The appeal in Wastech was brought pursuant to s. 31 of British Columbia’s Arbitration Act, which provides that a party to an arbitration may appeal to the court on a question of law arising out of the award. In light of the Supreme Court’s landmark decision in Canada (Minister of Citizenship and Immigration) v. Vavilov, 2019 SCC 65, the minority found that the standard of review to be applied in Wastech was correctness. Vavilov established a presumption that reasonableness is the applicable standard of review in most cases.
The minority “wanted to clarify that the extension of the law, or change in the law resulting from the Vavilov decision, applied to commercial arbitration decisions, not simply administrative tribunals,” says Kain.
“The majority today declined to say whether they agreed with the minority or not; … they may have simply wanted to wait until they had further submissions in a case where the issue was more squarely raised, but it does leave that issue open for future litigation.”
Quebec civil law in common law cases
The minority also took issue with the majority’s discussion of Quebec’s Civil Code. In its appeal, Metro had argued that Wastech’s position would not be treated more favourably under Quebec law.
“There is, of course, no question of applying Quebec law to this dispute,” wrote Justice Kasirer for the majority, “but, says Metro, even by analogy or comparison, the standard of reasonable conduct in the law of abuse of contractual rights in Quebec would not provide Wastech with the redress it seeks here.”
For the minority, the majority’s “digression into the civil law gives rise to complication, uncertainty and confusion,” Justices Brown and Rowe wrote. “The Civil Code of Québec has no relevance here, and our colleague (yet further) confuses matters for no useful purpose by incorporating an analysis thereunder. This is particularly undesirable where the common law of British Columbia, which is the law that applies to the Agreement, readily answers the questions of law posed by this appeal.”
Justice Kasirer also wrote the majority reasons in Callow, using Quebec civil law by analogy in deciding a common law case.

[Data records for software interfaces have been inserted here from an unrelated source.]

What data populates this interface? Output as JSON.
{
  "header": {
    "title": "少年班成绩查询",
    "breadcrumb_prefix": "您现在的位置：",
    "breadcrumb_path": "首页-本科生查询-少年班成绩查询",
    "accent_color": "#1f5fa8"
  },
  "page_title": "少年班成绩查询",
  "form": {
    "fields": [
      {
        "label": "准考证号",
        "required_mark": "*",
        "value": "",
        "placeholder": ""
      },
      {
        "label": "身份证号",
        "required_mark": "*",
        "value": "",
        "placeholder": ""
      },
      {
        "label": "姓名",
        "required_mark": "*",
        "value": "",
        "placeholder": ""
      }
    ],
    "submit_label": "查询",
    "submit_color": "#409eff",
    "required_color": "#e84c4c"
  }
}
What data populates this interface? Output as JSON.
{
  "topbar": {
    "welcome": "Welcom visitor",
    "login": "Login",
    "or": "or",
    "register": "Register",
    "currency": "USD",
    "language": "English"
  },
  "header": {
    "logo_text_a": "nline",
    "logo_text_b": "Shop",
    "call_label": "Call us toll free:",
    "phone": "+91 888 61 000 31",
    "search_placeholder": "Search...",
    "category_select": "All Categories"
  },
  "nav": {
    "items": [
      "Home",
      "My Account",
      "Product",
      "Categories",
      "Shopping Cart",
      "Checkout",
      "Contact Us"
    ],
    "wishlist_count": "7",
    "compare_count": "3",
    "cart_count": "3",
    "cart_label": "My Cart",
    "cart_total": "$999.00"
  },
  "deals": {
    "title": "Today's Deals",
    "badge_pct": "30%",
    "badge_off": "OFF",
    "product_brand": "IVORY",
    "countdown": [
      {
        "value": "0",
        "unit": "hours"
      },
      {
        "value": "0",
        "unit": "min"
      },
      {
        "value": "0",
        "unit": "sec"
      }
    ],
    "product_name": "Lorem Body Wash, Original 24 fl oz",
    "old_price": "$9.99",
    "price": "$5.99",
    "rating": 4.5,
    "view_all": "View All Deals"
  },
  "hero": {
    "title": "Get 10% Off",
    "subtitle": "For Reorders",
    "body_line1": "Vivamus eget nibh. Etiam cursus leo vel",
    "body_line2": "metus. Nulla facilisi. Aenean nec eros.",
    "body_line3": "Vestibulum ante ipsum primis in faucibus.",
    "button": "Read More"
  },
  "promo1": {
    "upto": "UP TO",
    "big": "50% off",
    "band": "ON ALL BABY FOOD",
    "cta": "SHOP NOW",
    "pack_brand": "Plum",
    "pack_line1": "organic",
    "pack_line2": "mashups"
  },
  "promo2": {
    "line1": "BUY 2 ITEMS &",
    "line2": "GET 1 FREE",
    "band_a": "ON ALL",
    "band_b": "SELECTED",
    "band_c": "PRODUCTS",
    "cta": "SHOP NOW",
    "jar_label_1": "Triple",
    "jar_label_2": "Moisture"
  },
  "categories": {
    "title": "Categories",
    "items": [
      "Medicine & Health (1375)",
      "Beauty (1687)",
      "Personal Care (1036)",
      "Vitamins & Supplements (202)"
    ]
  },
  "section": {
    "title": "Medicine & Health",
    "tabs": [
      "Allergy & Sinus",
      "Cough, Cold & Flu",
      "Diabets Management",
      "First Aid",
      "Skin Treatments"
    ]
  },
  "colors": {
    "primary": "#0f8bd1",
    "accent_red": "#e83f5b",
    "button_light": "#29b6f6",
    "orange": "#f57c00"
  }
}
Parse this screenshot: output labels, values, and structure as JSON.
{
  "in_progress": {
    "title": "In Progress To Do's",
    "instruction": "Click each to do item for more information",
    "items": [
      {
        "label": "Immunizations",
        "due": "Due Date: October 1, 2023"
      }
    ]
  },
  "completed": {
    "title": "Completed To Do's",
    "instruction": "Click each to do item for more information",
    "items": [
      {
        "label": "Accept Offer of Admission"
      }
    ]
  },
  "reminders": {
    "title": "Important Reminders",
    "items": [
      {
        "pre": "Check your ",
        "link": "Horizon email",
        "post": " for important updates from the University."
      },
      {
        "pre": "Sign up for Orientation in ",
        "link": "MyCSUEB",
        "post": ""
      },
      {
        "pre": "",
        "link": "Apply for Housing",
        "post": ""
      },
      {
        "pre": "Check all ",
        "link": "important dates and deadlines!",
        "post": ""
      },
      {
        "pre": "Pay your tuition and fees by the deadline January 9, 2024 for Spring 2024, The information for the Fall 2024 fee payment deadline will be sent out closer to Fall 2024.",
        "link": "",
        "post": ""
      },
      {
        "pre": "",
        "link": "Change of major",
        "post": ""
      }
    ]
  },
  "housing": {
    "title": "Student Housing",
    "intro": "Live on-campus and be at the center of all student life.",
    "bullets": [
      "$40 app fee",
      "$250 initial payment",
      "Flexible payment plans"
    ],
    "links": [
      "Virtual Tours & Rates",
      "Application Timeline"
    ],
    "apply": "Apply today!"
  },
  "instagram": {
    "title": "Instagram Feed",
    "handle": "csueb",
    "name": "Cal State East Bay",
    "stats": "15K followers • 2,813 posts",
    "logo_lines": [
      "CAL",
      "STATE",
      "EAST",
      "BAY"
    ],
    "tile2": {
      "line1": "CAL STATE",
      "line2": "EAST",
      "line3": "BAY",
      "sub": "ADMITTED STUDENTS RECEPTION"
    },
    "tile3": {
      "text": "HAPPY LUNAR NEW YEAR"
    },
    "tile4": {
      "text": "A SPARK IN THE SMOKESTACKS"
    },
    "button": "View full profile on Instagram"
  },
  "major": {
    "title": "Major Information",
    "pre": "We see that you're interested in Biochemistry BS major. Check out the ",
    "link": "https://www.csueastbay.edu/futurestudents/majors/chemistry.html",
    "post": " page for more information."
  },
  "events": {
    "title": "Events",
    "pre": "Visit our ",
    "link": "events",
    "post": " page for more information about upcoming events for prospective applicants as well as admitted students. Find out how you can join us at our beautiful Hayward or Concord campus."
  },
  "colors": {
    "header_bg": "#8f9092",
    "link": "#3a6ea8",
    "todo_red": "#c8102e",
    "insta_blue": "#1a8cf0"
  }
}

Indeed, the Supreme Court “has been consistent in using the Quebec civil law not just to inform the content of common law contract law,” says McCarthy’s Goldenberg, but “has also looked at Quebec to provide reassurance to contracting parties and their lawyers in common law Canada, [since] the good faith obligations that the court is recognizing and fleshing out in these decisions have in most cases been better articulated for a longer period of time under the civil code in Quebec, and they have not impeded commercial certainty or commerce as between contracting parties in that province.“
Goldenberg notes that Chief Justice Richard Wagner, a civilian lawyer himself though trained at the University of Ottawa in a common law jurisdiction, has been “among the more receptive judges that we've seen in recent years to arguments that support the harmonization of certain analogous doctrines as between Quebec civil law and common law. …
“The need to understand where analogous doctrines support or don't support the positions that you're advocating is important and has become more important since Chief Justice Wagner was elevated to his position. … I think we've seen that as a theme in the good faith cases since 2014, but quite markedly in Callow in particular.”